If you’re running the project properly, you can adapt to delays well in advance
Stephan: Well, the thing about underestimated projects is that there are different levers you can pull to fix them. You don’t necessarily have to sacrifice your deadlines. Maybe you can reduce the scope instead?
For example, you could pull in a business stakeholder and make sure that you have your priorities straight. Work with them more closely to reduce the communication overhead and the time it takes to get feedback. Maybe you have a kind of “situation room” similar to the one we described in our critical incident discussion.

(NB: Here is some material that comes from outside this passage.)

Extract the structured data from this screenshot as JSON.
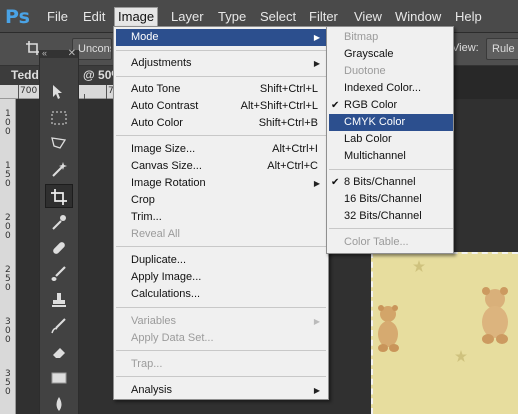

Once you’re communicating more closely, you might discover specific features that you can delay.
Also, if you’re managing the project properly, a scheduling red flag shouldn’t come as a surprise. Ideally, you’re tracking your progress very closely, and perhaps you’ve already raised “yellow flags” about the timing.
If you need to remove significant features from the scope of a release, then you escalate that to management and present them with a clear choice.
- Either we reduce the scope and keep our original milestone, then deliver the postponed features in a follow-up release “X” weeks after the main release.
- Or, we keep our original scope and delay the release by “X” amount of time.
Merlin: Wow, yes, we could open up a whole discussion on project management methodologies and Agile development. I think we need to give that subject its own dedicated session.
For now, I think we’ve already got enough food for thought on when to raise red flags, so thanks once again for your input, Stephan.
Stephan: My pleasure, any time.
By the way, if you want to know about how we approach projects vs products check out the very first edition of Tech Insights below: